TASK TO COMPLETE:
Could you count the lines in the data that contain "true"? Reply with the number only.

(Beginning of PROVIDED RECORDS)

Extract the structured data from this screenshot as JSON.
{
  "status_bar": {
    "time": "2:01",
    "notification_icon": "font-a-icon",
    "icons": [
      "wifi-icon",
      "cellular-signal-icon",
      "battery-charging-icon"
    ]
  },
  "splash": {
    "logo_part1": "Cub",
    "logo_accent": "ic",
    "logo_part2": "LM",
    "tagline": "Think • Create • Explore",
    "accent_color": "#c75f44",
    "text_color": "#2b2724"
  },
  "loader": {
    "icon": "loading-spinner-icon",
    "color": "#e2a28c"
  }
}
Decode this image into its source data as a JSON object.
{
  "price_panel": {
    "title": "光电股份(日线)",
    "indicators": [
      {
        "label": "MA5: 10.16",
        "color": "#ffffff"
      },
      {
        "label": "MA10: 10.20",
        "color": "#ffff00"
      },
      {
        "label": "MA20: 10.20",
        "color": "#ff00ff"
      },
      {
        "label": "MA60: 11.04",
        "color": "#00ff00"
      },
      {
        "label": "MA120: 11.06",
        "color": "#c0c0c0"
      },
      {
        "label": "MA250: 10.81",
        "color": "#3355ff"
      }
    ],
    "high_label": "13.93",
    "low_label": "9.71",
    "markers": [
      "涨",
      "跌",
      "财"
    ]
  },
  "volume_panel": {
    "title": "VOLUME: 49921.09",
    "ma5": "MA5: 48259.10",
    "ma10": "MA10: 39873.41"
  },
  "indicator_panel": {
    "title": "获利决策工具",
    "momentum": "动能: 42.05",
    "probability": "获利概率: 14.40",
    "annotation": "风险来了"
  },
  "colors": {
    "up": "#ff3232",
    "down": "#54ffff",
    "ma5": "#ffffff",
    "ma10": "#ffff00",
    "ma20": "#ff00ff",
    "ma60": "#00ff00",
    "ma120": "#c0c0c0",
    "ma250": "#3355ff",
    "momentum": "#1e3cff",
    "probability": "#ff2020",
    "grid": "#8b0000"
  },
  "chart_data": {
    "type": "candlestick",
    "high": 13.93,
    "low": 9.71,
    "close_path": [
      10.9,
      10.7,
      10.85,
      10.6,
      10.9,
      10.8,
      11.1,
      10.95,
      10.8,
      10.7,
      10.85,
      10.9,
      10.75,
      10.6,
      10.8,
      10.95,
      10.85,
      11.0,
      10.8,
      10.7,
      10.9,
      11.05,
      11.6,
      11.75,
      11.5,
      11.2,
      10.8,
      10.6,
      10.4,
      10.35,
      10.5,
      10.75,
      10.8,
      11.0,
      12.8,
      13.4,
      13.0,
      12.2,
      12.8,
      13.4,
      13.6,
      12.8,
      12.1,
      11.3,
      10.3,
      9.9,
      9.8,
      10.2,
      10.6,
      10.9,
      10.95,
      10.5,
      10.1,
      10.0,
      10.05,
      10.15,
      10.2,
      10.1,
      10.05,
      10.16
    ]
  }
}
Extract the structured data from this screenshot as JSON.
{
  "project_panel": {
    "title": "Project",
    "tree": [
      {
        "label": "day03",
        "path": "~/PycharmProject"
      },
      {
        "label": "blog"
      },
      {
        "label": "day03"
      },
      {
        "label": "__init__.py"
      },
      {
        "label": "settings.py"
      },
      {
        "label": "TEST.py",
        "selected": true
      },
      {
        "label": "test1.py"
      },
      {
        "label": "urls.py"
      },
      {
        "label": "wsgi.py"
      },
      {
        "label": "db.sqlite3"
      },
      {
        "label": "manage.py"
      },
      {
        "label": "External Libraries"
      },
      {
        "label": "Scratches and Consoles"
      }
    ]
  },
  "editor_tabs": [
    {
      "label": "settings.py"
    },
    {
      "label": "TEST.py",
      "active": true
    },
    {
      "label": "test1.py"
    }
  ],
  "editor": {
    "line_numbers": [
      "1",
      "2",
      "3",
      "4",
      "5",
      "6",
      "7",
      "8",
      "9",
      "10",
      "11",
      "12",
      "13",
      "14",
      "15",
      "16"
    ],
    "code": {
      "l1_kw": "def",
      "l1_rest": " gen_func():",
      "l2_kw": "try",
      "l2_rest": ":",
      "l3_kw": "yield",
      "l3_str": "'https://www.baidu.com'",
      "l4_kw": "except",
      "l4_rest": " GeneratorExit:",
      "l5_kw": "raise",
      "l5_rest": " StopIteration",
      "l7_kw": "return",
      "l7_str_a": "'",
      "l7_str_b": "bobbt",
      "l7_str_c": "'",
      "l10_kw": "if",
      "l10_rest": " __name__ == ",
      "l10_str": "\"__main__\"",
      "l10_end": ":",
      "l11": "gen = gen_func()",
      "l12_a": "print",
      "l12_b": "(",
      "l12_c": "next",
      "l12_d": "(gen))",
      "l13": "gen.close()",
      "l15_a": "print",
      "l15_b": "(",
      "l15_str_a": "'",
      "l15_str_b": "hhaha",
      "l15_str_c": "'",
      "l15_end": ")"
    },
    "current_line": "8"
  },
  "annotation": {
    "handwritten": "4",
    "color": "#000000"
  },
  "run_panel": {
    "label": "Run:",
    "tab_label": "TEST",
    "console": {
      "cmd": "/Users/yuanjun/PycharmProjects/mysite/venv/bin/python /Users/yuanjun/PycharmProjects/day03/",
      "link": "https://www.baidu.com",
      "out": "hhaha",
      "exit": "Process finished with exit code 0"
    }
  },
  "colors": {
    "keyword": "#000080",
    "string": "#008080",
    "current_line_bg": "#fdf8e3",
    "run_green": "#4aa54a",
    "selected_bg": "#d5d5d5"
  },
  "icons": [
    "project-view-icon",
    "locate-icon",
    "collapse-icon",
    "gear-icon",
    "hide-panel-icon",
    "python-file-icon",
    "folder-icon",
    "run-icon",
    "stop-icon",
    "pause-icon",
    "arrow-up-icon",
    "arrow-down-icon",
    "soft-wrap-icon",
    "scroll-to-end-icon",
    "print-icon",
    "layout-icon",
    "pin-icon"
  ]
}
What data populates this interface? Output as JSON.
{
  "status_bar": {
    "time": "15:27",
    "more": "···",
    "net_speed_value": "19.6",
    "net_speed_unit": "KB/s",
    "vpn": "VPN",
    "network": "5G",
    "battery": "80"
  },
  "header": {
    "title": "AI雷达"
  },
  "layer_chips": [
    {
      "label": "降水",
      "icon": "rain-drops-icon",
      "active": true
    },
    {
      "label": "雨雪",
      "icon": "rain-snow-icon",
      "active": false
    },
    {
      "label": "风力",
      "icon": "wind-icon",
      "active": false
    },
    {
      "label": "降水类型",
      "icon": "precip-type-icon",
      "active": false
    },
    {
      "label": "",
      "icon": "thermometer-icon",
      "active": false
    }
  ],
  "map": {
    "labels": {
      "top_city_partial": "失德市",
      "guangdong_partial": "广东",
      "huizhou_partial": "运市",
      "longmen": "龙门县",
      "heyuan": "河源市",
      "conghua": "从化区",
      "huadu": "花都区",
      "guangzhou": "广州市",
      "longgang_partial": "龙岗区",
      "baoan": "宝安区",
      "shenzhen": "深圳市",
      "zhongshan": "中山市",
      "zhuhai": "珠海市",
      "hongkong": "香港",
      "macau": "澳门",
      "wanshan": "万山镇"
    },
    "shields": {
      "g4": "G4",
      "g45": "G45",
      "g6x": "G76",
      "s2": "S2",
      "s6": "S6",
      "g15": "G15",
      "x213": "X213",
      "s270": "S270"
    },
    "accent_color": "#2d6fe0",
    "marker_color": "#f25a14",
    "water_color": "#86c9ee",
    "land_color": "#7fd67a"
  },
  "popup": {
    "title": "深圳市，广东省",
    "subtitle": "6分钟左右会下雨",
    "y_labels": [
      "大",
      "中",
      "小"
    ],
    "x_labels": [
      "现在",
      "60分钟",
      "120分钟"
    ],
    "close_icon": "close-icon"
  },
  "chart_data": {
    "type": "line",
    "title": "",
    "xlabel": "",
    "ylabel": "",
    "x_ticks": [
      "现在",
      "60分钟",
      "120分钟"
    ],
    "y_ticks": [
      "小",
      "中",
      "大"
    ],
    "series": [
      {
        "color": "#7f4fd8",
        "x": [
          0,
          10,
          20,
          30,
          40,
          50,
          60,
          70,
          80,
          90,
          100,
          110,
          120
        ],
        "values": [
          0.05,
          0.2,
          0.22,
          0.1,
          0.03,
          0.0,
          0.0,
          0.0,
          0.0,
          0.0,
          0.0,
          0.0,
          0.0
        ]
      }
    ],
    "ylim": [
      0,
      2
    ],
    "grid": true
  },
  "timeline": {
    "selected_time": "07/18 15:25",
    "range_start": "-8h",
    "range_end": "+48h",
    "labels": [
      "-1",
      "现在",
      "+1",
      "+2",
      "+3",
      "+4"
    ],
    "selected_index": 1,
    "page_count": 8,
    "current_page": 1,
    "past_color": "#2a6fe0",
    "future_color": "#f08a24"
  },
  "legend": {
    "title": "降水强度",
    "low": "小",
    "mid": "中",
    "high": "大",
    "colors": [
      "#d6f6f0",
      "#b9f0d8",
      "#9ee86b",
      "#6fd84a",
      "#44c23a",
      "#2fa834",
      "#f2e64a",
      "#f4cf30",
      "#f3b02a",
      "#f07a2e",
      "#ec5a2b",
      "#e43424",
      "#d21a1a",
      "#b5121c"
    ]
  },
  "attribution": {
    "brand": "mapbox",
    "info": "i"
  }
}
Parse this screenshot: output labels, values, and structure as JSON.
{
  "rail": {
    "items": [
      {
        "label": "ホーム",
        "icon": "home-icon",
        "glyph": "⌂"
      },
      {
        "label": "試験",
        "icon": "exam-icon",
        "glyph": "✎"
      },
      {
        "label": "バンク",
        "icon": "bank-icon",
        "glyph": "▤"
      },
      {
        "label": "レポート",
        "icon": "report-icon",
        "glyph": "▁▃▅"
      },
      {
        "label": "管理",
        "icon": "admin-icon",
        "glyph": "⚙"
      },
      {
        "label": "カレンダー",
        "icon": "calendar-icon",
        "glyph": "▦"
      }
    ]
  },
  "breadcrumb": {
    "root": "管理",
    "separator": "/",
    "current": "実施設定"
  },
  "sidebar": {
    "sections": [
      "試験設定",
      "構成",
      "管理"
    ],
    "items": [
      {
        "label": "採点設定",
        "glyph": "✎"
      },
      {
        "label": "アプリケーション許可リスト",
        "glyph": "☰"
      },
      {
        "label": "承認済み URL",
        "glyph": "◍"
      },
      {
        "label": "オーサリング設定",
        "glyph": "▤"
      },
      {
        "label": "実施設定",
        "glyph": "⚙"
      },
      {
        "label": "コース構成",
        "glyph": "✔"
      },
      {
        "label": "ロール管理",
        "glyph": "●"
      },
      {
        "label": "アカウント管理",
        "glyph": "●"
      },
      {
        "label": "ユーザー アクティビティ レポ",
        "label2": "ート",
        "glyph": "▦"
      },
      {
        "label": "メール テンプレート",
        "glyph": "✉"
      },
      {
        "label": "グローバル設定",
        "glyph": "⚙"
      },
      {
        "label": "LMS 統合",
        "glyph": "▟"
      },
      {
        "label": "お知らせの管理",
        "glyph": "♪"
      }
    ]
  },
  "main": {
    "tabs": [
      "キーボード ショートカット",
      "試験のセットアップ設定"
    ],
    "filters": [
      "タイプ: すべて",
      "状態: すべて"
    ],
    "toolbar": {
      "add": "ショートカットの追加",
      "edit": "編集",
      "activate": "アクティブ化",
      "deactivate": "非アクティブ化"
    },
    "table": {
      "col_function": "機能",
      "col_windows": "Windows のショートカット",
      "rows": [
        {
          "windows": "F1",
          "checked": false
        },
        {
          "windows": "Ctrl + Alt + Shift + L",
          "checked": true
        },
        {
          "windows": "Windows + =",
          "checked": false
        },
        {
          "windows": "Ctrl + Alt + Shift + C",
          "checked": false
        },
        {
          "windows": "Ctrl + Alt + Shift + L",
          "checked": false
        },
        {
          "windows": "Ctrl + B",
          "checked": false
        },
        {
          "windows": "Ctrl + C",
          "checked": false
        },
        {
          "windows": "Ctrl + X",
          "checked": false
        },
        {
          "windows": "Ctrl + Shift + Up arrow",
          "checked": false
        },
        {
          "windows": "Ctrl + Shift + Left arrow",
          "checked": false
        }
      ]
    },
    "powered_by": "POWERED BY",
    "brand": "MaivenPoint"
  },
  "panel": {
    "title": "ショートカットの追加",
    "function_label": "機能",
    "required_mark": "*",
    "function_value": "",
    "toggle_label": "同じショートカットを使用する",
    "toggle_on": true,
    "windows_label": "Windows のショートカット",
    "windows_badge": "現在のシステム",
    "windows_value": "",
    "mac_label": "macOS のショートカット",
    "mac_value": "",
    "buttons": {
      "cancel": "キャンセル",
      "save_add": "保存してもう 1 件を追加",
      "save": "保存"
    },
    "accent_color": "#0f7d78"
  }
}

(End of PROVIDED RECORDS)

REPLY TO THE TASK:
6